All of the entries need to be written out again, exactly as they are.
Top of Supplied material
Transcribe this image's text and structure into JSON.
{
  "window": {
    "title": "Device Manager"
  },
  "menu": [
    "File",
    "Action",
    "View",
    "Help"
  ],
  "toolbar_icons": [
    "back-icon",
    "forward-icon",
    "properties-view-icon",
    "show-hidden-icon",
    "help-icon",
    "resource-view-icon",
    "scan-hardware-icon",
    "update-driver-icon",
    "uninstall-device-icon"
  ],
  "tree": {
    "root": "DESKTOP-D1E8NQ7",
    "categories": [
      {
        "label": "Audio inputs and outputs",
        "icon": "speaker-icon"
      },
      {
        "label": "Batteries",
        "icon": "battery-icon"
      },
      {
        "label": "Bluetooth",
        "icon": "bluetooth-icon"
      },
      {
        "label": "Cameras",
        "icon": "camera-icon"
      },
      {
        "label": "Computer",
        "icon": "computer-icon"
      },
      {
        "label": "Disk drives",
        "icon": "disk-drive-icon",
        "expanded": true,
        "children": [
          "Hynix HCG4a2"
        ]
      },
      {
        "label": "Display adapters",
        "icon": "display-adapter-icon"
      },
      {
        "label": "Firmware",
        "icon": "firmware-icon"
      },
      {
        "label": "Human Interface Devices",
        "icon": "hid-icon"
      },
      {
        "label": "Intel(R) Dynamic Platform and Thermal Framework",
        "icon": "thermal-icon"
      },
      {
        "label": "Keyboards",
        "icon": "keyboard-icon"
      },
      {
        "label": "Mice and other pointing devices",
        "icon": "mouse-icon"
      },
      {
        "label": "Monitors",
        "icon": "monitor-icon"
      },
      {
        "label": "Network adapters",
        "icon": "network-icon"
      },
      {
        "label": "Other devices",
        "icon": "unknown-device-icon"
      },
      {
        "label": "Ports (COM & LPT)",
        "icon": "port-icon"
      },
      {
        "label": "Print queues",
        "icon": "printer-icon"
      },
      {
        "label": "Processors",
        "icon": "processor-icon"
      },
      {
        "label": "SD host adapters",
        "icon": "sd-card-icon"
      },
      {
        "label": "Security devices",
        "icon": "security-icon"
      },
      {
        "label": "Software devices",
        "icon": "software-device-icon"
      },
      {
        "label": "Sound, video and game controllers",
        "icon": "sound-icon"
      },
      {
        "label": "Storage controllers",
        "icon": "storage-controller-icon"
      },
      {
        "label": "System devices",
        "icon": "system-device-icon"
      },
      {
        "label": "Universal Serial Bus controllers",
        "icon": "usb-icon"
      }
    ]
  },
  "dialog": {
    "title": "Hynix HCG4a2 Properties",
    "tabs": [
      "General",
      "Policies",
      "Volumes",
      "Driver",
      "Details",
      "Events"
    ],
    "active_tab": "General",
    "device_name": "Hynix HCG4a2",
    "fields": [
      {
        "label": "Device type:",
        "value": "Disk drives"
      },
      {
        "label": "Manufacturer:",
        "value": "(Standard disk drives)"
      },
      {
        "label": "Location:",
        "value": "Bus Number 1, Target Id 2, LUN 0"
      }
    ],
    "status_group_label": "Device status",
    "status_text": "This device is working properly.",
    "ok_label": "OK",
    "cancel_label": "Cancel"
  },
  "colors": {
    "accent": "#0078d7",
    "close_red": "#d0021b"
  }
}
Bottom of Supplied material
(Written reply)
Transcribe this image's text and structure into JSON.
{
  "window": {
    "title": "Device Manager"
  },
  "menu": [
    "File",
    "Action",
    "View",
    "Help"
  ],
  "toolbar_icons": [
    "back-icon",
    "forward-icon",
    "properties-view-icon",
    "show-hidden-icon",
    "help-icon",
    "resource-view-icon",
    "scan-hardware-icon",
    "update-driver-icon",
    "uninstall-device-icon"
  ],
  "tree": {
    "root": "DESKTOP-D1E8NQ7",
    "categories": [
      {
        "label": "Audio inputs and outputs",
        "icon": "speaker-icon"
      },
      {
        "label": "Batteries",
        "icon": "battery-icon"
      },
      {
        "label": "Bluetooth",
        "icon": "bluetooth-icon"
      },
      {
        "label": "Cameras",
        "icon": "camera-icon"
      },
      {
        "label": "Computer",
        "icon": "computer-icon"
      },
      {
        "label": "Disk drives",
        "icon": "disk-drive-icon",
        "expanded": true,
        "children": [
          "Hynix HCG4a2"
        ]
      },
      {
        "label": "Display adapters",
        "icon": "display-adapter-icon"
      },
      {
        "label": "Firmware",
        "icon": "firmware-icon"
      },
      {
        "label": "Human Interface Devices",
        "icon": "hid-icon"
      },
      {
        "label": "Intel(R) Dynamic Platform and Thermal Framework",
        "icon": "thermal-icon"
      },
      {
        "label": "Keyboards",
        "icon": "keyboard-icon"
      },
      {
        "label": "Mice and other pointing devices",
        "icon": "mouse-icon"
      },
      {
        "label": "Monitors",
        "icon": "monitor-icon"
      },
      {
        "label": "Network adapters",
        "icon": "network-icon"
      },
      {
        "label": "Other devices",
        "icon": "unknown-device-icon"
      },
      {
        "label": "Ports (COM & LPT)",
        "icon": "port-icon"
      },
      {
        "label": "Print queues",
        "icon": "printer-icon"
      },
      {
        "label": "Processors",
        "icon": "processor-icon"
      },
      {
        "label": "SD host adapters",
        "icon": "sd-card-icon"
      },
      {
        "label": "Security devices",
        "icon": "security-icon"
      },
      {
        "label": "Software devices",
        "icon": "software-device-icon"
      },
      {
        "label": "Sound, video and game controllers",
        "icon": "sound-icon"
      },
      {
        "label": "Storage controllers",
        "icon": "storage-controller-icon"
      },
      {
        "label": "System devices",
        "icon": "system-device-icon"
      },
      {
        "label": "Universal Serial Bus controllers",
        "icon": "usb-icon"
      }
    ]
  },
  "dialog": {
    "title": "Hynix HCG4a2 Properties",
    "tabs": [
      "General",
      "Policies",
      "Volumes",
      "Driver",
      "Details",
      "Events"
    ],
    "active_tab": "General",
    "device_name": "Hynix HCG4a2",
    "fields": [
      {
        "label": "Device type:",
        "value": "Disk drives"
      },
      {
        "label": "Manufacturer:",
        "value": "(Standard disk drives)"
      },
      {
        "label": "Location:",
        "value": "Bus Number 1, Target Id 2, LUN 0"
      }
    ],
    "status_group_label": "Device status",
    "status_text": "This device is working properly.",
    "ok_label": "OK",
    "cancel_label": "Cancel"
  },
  "colors": {
    "accent": "#0078d7",
    "close_red": "#d0021b"
  }
}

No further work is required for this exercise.